As I show above, we have 4 primary patterns we use in our hip hinge matrix. We can perform these from the more classic hip position (the weight held down by our hips) or raise the intensity by going Front Loaded. It is very easy to use only one of these patterns (which I would recommend when introducing them) as well as we can progress to power based movements (as I show below).

My hope is that you are seeing that there is a much bigger world of strength and good movement training than most people ever explore or understand. Many think that to train movement you need circus tricks and others think that doing what they have always seen in the gym is all they need. There is a smart way to do both, but you have to understand how the body functions and the demands of human movement. I hope this inspires you to try to add these 3 categories of exercises to your workouts whether you are trying to overcome problems or just looking to reach higher fitness goals.

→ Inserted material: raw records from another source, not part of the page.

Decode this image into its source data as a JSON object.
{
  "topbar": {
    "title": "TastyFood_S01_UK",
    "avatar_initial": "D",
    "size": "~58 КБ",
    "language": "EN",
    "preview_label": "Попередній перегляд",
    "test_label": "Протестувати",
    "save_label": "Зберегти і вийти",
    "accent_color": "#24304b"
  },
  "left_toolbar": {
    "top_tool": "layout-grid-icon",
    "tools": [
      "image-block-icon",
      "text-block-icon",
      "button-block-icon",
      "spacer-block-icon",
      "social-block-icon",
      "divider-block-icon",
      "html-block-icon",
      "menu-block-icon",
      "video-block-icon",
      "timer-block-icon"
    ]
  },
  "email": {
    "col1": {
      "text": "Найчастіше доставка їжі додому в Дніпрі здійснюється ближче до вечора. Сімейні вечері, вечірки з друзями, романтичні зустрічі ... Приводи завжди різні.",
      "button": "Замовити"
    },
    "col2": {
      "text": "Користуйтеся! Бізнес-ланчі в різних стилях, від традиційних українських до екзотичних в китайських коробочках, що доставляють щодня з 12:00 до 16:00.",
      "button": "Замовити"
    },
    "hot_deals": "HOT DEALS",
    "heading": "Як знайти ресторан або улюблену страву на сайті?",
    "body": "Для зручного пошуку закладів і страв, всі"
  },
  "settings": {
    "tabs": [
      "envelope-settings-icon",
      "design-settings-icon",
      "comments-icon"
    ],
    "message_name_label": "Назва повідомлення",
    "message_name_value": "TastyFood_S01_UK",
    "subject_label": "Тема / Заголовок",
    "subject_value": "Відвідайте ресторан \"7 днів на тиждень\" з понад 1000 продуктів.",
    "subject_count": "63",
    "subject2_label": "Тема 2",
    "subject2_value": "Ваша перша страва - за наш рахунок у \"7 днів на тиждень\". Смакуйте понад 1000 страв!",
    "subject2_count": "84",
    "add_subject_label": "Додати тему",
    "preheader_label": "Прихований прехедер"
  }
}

Don’t miss saving 30% on Jessica’s NEW DVRT Rx Healthy Knees course. 7 modules that break down soft-tissue, mobility, foundational strength, screens, hip hinging, lunging, power, and the important concepts of understanding how to think better about the knee. This week only you can save with code “holiday2020” on the course HERE as well as our other DVRT Online Certifications/Courses, Workouts, and Ultimate Sandbags HERE